(Data items)
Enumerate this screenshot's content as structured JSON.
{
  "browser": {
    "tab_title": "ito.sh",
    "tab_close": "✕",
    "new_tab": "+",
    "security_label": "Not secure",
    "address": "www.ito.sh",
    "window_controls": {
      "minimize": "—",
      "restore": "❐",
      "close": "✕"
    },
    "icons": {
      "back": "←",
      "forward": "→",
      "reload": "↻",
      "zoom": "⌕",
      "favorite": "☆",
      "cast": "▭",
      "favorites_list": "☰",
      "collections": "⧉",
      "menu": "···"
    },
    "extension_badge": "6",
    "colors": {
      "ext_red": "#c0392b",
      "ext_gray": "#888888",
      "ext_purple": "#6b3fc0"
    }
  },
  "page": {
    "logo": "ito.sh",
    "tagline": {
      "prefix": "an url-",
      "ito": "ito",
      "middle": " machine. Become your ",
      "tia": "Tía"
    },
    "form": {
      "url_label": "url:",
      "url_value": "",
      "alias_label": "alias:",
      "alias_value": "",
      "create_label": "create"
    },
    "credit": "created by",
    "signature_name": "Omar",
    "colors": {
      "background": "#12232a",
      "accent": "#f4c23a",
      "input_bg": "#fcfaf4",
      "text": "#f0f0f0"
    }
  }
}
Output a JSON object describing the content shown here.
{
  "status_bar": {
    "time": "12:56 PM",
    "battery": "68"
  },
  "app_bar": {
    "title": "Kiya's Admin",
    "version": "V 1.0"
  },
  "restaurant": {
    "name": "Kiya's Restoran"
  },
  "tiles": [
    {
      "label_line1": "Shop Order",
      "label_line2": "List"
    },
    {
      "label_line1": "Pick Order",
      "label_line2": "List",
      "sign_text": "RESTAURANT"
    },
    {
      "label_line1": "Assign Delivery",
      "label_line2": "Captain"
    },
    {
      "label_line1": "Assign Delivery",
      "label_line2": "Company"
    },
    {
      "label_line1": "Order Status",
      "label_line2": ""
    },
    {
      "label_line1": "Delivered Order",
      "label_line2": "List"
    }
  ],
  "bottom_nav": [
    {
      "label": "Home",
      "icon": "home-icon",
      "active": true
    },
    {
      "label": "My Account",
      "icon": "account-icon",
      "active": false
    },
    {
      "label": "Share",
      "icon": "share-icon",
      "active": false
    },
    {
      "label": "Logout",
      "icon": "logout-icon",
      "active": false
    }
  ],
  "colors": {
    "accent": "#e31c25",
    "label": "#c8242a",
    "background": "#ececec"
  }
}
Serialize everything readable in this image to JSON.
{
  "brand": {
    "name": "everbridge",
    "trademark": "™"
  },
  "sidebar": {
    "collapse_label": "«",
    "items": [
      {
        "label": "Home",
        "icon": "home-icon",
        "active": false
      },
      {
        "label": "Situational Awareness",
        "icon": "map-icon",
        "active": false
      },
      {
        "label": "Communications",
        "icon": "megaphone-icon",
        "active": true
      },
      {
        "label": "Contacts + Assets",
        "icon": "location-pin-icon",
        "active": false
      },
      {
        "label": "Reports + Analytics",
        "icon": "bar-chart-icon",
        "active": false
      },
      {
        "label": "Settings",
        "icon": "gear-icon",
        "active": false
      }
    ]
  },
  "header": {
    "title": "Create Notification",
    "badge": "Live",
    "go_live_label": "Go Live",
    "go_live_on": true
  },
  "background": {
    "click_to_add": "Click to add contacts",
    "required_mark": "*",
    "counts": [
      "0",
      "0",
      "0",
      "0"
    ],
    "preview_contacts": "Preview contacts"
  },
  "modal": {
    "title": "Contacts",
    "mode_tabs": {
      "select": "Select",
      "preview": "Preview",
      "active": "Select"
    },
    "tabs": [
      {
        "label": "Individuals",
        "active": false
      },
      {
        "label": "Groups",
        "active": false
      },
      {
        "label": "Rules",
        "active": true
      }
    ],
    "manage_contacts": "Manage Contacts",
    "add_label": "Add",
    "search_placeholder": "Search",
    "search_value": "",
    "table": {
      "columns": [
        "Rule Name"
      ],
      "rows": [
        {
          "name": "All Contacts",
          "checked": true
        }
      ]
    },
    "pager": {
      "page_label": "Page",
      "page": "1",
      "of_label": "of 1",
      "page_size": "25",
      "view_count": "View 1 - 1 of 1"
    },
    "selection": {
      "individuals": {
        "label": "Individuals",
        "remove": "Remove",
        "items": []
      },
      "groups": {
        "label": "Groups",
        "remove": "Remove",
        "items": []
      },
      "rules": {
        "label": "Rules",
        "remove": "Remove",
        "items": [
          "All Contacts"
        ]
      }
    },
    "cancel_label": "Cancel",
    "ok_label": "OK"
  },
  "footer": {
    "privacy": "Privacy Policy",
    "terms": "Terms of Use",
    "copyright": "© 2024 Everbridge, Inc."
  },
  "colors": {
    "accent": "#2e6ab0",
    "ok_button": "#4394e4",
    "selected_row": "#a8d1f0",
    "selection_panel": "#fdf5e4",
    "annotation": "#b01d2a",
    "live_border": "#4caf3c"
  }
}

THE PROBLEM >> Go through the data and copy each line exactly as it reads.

EXERCISE SOLUTION >>
Enumerate this screenshot's content as structured JSON.
{
  "browser": {
    "tab_title": "ito.sh",
    "tab_close": "✕",
    "new_tab": "+",
    "security_label": "Not secure",
    "address": "www.ito.sh",
    "window_controls": {
      "minimize": "—",
      "restore": "❐",
      "close": "✕"
    },
    "icons": {
      "back": "←",
      "forward": "→",
      "reload": "↻",
      "zoom": "⌕",
      "favorite": "☆",
      "cast": "▭",
      "favorites_list": "☰",
      "collections": "⧉",
      "menu": "···"
    },
    "extension_badge": "6",
    "colors": {
      "ext_red": "#c0392b",
      "ext_gray": "#888888",
      "ext_purple": "#6b3fc0"
    }
  },
  "page": {
    "logo": "ito.sh",
    "tagline": {
      "prefix": "an url-",
      "ito": "ito",
      "middle": " machine. Become your ",
      "tia": "Tía"
    },
    "form": {
      "url_label": "url:",
      "url_value": "",
      "alias_label": "alias:",
      "alias_value": "",
      "create_label": "create"
    },
    "credit": "created by",
    "signature_name": "Omar",
    "colors": {
      "background": "#12232a",
      "accent": "#f4c23a",
      "input_bg": "#fcfaf4",
      "text": "#f0f0f0"
    }
  }
}
Output a JSON object describing the content shown here.
{
  "status_bar": {
    "time": "12:56 PM",
    "battery": "68"
  },
  "app_bar": {
    "title": "Kiya's Admin",
    "version": "V 1.0"
  },
  "restaurant": {
    "name": "Kiya's Restoran"
  },
  "tiles": [
    {
      "label_line1": "Shop Order",
      "label_line2": "List"
    },
    {
      "label_line1": "Pick Order",
      "label_line2": "List",
      "sign_text": "RESTAURANT"
    },
    {
      "label_line1": "Assign Delivery",
      "label_line2": "Captain"
    },
    {
      "label_line1": "Assign Delivery",
      "label_line2": "Company"
    },
    {
      "label_line1": "Order Status",
      "label_line2": ""
    },
    {
      "label_line1": "Delivered Order",
      "label_line2": "List"
    }
  ],
  "bottom_nav": [
    {
      "label": "Home",
      "icon": "home-icon",
      "active": true
    },
    {
      "label": "My Account",
      "icon": "account-icon",
      "active": false
    },
    {
      "label": "Share",
      "icon": "share-icon",
      "active": false
    },
    {
      "label": "Logout",
      "icon": "logout-icon",
      "active": false
    }
  ],
  "colors": {
    "accent": "#e31c25",
    "label": "#c8242a",
    "background": "#ececec"
  }
}
Serialize everything readable in this image to JSON.
{
  "brand": {
    "name": "everbridge",
    "trademark": "™"
  },
  "sidebar": {
    "collapse_label": "«",
    "items": [
      {
        "label": "Home",
        "icon": "home-icon",
        "active": false
      },
      {
        "label": "Situational Awareness",
        "icon": "map-icon",
        "active": false
      },
      {
        "label": "Communications",
        "icon": "megaphone-icon",
        "active": true
      },
      {
        "label": "Contacts + Assets",
        "icon": "location-pin-icon",
        "active": false
      },
      {
        "label": "Reports + Analytics",
        "icon": "bar-chart-icon",
        "active": false
      },
      {
        "label": "Settings",
        "icon": "gear-icon",
        "active": false
      }
    ]
  },
  "header": {
    "title": "Create Notification",
    "badge": "Live",
    "go_live_label": "Go Live",
    "go_live_on": true
  },
  "background": {
    "click_to_add": "Click to add contacts",
    "required_mark": "*",
    "counts": [
      "0",
      "0",
      "0",
      "0"
    ],
    "preview_contacts": "Preview contacts"
  },
  "modal": {
    "title": "Contacts",
    "mode_tabs": {
      "select": "Select",
      "preview": "Preview",
      "active": "Select"
    },
    "tabs": [
      {
        "label": "Individuals",
        "active": false
      },
      {
        "label": "Groups",
        "active": false
      },
      {
        "label": "Rules",
        "active": true
      }
    ],
    "manage_contacts": "Manage Contacts",
    "add_label": "Add",
    "search_placeholder": "Search",
    "search_value": "",
    "table": {
      "columns": [
        "Rule Name"
      ],
      "rows": [
        {
          "name": "All Contacts",
          "checked": true
        }
      ]
    },
    "pager": {
      "page_label": "Page",
      "page": "1",
      "of_label": "of 1",
      "page_size": "25",
      "view_count": "View 1 - 1 of 1"
    },
    "selection": {
      "individuals": {
        "label": "Individuals",
        "remove": "Remove",
        "items": []
      },
      "groups": {
        "label": "Groups",
        "remove": "Remove",
        "items": []
      },
      "rules": {
        "label": "Rules",
        "remove": "Remove",
        "items": [
          "All Contacts"
        ]
      }
    },
    "cancel_label": "Cancel",
    "ok_label": "OK"
  },
  "footer": {
    "privacy": "Privacy Policy",
    "terms": "Terms of Use",
    "copyright": "© 2024 Everbridge, Inc."
  },
  "colors": {
    "accent": "#2e6ab0",
    "ok_button": "#4394e4",
    "selected_row": "#a8d1f0",
    "selection_panel": "#fdf5e4",
    "annotation": "#b01d2a",
    "live_border": "#4caf3c"
  }
}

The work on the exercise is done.